Part of the problem is that current policies discourage such agreements. Though it is out of the immediate breath of Vision 2020’s purpose, members said the state will have to examine its tax policies. With the cost of schools and other services straining municipal budgets, communities are battling one another for commercial development to boost their tax base, members said.
“Towns are competing for tax revenue and scarce dollars, and they’ll take anything if it will solve a short-term problem,” said Stephen C. Smith, executive director of the Southeastern Regional Planning and Economic Development District in Taunton. “A lot of land-use decisions are being driven by very short-term financial decisions.”
Good planning requires towns to evaluate their resources realistically, Lenox said. For example, not all areas of the region should have sewer connections, and not all roads should be paved, he said. Areas with good soil are best served with septic systems, while dirt roads preserve character in areas that have traditionally had them, Lenox said. Plymouth has avoided paving certain roads for this reason, he said.

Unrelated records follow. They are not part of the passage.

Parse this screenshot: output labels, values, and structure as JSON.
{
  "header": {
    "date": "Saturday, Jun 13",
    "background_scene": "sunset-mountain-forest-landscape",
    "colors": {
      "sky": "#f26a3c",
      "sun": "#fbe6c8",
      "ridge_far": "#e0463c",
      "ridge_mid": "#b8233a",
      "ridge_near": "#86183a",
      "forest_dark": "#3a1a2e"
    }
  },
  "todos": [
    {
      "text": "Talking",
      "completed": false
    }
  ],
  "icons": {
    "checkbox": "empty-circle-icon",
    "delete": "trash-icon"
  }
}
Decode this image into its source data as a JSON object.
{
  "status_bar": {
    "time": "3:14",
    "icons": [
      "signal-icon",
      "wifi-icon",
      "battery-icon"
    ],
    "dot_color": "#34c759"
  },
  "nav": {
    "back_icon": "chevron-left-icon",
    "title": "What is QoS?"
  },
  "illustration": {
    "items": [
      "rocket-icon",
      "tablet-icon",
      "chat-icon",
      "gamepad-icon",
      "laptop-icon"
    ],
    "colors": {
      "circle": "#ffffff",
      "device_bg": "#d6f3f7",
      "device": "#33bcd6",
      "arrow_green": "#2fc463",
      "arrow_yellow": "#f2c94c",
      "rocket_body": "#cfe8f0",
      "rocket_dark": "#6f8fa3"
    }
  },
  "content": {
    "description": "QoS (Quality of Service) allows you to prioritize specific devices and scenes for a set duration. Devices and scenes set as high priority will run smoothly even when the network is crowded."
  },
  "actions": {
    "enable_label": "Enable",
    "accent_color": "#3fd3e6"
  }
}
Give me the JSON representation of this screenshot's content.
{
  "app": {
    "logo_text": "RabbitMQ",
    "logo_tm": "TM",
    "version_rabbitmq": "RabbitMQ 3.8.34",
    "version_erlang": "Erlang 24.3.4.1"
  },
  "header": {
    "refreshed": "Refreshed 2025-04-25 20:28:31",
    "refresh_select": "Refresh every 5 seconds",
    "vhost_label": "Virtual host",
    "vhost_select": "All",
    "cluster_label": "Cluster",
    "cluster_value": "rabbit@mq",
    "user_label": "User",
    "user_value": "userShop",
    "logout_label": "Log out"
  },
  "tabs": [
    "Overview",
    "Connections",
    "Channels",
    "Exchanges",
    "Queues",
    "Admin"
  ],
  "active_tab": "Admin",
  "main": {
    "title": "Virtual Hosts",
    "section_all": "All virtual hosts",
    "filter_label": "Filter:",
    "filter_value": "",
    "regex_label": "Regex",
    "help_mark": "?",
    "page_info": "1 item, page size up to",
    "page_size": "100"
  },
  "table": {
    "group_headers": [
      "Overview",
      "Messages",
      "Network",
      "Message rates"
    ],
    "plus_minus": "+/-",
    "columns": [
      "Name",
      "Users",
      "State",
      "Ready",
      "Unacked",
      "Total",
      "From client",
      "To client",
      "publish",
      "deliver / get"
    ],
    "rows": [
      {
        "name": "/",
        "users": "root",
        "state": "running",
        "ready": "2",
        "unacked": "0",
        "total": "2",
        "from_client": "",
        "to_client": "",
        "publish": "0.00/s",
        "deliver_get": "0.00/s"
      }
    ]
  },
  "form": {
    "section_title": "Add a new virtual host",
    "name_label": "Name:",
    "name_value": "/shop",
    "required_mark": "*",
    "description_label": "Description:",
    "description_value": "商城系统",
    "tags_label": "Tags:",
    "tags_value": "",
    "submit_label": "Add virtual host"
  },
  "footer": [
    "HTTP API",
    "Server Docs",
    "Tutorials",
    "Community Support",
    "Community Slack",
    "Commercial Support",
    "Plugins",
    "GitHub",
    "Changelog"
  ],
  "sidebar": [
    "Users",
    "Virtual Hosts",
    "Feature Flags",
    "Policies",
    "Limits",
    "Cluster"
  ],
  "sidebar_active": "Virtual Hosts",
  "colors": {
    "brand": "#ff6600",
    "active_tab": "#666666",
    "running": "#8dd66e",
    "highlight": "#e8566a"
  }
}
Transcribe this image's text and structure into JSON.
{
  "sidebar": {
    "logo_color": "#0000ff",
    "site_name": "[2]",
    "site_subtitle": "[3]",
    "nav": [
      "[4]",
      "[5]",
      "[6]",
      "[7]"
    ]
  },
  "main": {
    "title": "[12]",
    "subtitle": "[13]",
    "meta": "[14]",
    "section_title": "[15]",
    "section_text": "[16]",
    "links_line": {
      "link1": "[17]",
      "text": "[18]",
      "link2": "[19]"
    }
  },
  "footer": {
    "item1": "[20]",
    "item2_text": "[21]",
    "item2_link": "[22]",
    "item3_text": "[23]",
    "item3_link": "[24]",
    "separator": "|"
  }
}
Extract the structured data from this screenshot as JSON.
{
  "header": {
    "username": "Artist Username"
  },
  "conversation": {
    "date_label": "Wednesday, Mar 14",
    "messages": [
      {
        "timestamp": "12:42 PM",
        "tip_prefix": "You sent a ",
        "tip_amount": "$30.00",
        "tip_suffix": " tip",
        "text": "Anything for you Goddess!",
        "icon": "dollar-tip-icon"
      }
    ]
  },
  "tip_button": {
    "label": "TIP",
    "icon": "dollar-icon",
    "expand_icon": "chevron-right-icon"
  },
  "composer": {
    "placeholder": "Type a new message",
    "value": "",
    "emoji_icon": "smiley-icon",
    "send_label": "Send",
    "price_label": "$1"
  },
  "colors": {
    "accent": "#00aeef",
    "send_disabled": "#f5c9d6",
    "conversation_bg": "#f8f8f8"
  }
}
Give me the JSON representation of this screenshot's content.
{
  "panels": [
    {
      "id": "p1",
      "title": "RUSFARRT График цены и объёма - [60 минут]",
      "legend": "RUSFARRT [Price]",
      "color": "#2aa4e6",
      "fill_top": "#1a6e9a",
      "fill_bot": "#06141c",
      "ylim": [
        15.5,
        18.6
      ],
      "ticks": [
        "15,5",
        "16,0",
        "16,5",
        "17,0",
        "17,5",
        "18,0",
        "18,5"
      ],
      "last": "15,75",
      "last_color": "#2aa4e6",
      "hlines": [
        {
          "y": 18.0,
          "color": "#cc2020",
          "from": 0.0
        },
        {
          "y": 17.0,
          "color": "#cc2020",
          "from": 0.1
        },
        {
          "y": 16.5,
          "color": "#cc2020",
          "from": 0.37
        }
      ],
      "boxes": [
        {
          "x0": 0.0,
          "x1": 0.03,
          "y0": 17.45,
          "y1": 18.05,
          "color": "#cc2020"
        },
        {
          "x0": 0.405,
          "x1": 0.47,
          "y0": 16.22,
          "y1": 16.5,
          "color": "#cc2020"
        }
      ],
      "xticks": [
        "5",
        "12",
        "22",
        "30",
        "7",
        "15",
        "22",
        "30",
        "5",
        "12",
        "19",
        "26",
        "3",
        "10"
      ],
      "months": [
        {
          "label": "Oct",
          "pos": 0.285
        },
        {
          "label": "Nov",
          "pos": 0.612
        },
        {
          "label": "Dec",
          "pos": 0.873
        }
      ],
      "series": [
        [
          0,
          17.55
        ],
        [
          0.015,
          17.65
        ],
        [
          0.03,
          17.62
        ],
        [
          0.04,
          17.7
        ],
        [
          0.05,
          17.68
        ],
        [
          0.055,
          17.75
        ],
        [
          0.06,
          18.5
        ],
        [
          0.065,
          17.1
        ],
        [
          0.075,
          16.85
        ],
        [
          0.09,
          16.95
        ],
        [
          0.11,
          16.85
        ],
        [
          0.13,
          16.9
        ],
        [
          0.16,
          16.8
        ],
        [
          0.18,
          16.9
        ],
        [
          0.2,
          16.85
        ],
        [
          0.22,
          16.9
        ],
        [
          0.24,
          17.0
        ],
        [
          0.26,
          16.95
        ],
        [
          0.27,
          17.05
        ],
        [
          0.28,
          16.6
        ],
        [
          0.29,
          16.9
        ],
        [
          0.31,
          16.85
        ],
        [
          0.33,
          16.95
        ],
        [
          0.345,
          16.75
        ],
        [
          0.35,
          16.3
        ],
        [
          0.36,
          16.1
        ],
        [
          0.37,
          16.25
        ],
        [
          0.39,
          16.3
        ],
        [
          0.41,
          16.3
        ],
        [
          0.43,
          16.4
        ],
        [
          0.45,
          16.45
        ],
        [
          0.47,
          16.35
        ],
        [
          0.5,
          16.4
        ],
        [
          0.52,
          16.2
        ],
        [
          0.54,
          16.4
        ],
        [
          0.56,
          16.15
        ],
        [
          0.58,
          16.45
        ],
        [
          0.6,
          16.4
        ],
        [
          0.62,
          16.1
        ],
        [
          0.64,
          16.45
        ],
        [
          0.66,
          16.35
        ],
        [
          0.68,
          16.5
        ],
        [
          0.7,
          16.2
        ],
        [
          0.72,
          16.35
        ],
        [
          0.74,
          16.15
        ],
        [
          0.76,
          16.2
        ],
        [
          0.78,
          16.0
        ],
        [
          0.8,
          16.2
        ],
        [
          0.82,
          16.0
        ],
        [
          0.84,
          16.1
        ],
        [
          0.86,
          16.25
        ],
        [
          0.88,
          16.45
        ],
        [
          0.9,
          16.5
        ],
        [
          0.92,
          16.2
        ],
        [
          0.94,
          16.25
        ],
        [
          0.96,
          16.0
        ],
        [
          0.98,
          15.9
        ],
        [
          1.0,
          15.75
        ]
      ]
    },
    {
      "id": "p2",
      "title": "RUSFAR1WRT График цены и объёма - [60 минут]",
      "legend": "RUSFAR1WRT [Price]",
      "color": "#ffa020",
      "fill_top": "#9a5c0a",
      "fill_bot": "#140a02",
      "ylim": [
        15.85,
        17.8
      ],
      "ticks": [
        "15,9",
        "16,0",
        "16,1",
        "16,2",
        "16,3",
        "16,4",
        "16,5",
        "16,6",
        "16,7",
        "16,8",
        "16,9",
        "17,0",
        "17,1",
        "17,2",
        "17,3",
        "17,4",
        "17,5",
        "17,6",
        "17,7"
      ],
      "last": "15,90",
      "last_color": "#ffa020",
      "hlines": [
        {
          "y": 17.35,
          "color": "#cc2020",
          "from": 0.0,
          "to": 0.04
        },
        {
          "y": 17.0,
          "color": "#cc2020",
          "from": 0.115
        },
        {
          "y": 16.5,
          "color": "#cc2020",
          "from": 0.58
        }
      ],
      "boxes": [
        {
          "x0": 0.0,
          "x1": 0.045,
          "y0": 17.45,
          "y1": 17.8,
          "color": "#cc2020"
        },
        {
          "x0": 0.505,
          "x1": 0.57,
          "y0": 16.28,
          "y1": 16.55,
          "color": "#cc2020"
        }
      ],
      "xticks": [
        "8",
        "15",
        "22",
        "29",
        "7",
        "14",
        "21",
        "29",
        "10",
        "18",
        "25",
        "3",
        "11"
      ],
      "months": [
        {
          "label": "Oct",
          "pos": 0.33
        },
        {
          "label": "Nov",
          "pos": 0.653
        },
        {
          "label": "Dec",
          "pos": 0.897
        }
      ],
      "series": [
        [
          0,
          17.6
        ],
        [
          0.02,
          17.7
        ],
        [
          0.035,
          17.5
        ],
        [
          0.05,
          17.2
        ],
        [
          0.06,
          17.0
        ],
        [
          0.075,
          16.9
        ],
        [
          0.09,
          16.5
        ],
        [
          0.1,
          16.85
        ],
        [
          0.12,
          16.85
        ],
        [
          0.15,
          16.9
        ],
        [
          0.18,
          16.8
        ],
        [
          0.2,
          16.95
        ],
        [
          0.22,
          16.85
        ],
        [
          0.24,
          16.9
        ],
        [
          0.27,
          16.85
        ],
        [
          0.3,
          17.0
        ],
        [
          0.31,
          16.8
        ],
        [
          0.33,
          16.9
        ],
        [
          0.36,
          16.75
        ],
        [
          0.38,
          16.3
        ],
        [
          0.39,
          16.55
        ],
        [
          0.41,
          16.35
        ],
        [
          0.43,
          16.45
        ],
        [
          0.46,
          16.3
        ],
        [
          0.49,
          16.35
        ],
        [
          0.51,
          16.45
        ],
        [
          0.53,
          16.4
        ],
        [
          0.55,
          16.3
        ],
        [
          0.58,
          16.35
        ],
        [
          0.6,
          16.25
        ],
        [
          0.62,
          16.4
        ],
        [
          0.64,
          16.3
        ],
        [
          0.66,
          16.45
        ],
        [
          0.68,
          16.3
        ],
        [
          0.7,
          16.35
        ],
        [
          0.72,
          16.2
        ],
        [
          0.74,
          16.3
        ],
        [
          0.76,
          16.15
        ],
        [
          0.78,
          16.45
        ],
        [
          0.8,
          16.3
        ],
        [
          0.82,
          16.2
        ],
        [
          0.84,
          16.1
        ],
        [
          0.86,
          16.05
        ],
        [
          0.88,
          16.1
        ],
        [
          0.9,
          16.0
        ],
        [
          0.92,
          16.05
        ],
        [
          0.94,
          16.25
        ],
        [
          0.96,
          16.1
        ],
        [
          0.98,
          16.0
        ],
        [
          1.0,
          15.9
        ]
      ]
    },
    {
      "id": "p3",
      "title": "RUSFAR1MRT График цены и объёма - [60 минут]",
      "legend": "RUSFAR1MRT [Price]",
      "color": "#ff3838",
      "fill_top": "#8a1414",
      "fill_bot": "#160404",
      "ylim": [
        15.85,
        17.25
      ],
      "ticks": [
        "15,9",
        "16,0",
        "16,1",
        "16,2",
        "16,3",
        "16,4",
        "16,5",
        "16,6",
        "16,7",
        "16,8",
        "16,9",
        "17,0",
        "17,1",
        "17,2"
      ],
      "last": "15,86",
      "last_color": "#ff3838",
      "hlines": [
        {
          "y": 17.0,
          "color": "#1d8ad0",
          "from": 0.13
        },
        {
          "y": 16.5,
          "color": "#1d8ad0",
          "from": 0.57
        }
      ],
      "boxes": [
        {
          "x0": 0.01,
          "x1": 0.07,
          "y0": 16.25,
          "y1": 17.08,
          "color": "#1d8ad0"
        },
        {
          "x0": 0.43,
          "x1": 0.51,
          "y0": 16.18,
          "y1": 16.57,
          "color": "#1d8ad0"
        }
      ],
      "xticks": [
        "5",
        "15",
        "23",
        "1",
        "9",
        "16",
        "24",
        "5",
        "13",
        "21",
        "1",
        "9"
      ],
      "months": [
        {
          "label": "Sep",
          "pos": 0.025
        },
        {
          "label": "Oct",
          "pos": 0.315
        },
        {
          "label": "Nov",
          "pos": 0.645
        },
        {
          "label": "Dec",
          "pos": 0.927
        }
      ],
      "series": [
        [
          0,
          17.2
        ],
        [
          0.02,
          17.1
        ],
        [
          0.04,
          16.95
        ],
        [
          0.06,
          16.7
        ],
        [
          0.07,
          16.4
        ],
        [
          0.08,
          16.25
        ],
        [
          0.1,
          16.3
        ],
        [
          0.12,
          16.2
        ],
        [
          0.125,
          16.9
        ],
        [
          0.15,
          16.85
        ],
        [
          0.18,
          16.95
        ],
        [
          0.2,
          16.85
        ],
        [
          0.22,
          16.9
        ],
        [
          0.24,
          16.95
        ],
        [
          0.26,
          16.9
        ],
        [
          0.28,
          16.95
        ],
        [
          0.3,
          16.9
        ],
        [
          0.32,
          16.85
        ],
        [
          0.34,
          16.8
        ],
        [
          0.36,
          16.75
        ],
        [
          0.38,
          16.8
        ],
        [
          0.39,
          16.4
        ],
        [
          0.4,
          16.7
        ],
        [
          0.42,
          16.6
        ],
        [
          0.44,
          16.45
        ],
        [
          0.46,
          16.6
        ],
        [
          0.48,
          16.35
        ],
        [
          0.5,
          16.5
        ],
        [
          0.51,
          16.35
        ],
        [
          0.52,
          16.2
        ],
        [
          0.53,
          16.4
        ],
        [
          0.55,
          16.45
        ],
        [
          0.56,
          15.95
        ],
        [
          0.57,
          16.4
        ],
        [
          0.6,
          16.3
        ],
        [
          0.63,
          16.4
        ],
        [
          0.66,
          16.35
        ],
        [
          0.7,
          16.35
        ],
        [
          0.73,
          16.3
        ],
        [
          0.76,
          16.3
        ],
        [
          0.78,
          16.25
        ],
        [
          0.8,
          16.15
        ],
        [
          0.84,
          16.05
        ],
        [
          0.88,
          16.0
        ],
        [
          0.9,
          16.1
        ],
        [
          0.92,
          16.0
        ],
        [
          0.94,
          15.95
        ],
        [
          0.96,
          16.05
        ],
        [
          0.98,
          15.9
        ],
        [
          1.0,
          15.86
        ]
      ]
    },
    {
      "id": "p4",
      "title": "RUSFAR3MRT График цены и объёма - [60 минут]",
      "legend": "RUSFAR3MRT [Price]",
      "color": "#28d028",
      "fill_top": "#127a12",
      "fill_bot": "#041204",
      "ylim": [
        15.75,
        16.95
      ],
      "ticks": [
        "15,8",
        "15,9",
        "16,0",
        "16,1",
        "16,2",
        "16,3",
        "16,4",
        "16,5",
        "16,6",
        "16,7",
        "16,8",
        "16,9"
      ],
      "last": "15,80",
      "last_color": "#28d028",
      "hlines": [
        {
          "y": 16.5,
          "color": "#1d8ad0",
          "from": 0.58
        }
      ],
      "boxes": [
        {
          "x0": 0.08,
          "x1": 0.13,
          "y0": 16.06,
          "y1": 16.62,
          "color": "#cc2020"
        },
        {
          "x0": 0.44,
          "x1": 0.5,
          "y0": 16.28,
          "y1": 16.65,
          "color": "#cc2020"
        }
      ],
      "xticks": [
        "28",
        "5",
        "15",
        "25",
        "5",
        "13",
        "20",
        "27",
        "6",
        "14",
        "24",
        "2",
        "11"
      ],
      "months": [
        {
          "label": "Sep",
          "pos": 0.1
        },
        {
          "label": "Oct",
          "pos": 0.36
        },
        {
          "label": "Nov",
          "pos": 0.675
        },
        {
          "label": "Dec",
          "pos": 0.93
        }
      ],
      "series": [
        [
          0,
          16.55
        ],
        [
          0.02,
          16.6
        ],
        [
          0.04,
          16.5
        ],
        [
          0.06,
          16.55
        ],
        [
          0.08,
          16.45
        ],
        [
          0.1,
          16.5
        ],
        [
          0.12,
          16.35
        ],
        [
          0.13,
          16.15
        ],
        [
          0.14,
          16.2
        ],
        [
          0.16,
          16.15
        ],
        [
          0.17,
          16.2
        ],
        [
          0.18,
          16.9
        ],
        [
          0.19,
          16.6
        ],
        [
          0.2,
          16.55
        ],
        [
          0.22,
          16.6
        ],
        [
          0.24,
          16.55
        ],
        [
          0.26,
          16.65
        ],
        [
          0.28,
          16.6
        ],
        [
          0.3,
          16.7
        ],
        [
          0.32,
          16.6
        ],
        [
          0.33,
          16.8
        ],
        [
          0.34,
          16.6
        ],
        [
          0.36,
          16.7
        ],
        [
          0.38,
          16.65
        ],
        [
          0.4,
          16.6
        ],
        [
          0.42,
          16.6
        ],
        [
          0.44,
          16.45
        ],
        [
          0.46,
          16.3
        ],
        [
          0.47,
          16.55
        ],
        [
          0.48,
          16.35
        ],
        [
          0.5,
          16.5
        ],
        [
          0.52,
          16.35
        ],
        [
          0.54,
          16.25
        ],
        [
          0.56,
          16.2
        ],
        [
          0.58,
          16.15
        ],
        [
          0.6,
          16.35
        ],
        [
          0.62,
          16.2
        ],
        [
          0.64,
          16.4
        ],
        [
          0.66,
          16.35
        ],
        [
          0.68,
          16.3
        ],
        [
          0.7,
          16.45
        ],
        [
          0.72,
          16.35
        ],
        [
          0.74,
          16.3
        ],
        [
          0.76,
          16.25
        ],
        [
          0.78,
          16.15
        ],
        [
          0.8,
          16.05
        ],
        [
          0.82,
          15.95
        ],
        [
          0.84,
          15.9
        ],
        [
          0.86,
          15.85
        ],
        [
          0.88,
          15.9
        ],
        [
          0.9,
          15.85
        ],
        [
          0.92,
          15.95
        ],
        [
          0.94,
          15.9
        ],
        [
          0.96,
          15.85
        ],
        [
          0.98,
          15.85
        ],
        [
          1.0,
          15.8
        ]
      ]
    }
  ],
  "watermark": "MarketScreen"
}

Indeed, one of the group’s recommendations is for the formation of sewer management districts where the expansion of sewer lines would promote sprawl. People need to realize, Lenox said, that you can’t always have the “advantages of the countryside with the services of the city.”
The Legislature is already taking some actions. State Sen. Marc R. Pacheco, of Taunton, has filed a bill that would allow communities to create a land transfer tax to protect open space or rehabilitate an old building. It is similar to land bank programs, he said, except that the money may be used for other purposes.
Similar preservation efforts are sprouting around the country. For example, Vice President Al Gore has recently announced his “Livability Agenda,” in which President Clinton will ask Congress for money to preserve green space, ease traffic congestion, enhance economic competitiveness, and promote collaboration among neighboring communities. Likewise, the Environmental Protection Agency is holding a conference on smart growth in Boston Tuesday, Feb. 2.
But Vision 2020 expects to battle some obstacles as well. For example, many of the 51 communities do not have comprehensive master plans to govern their growth. And though the 47 or so members of the group have been working for months, its members still need to promote the message in their communities.
“A major piece of our work ahead is to broadcast (our message),” said Donald L. Connors, a Boston lawyer and chairman of the group.
But motivating them is the fear that their communities will continue to lose their identity as sprawl turns distinctive towns into Boston suburbs. Members say the way to fight that trend is to create jobs, while protecting the quality of life the brought people to Southeastern Massachusetts in the first place.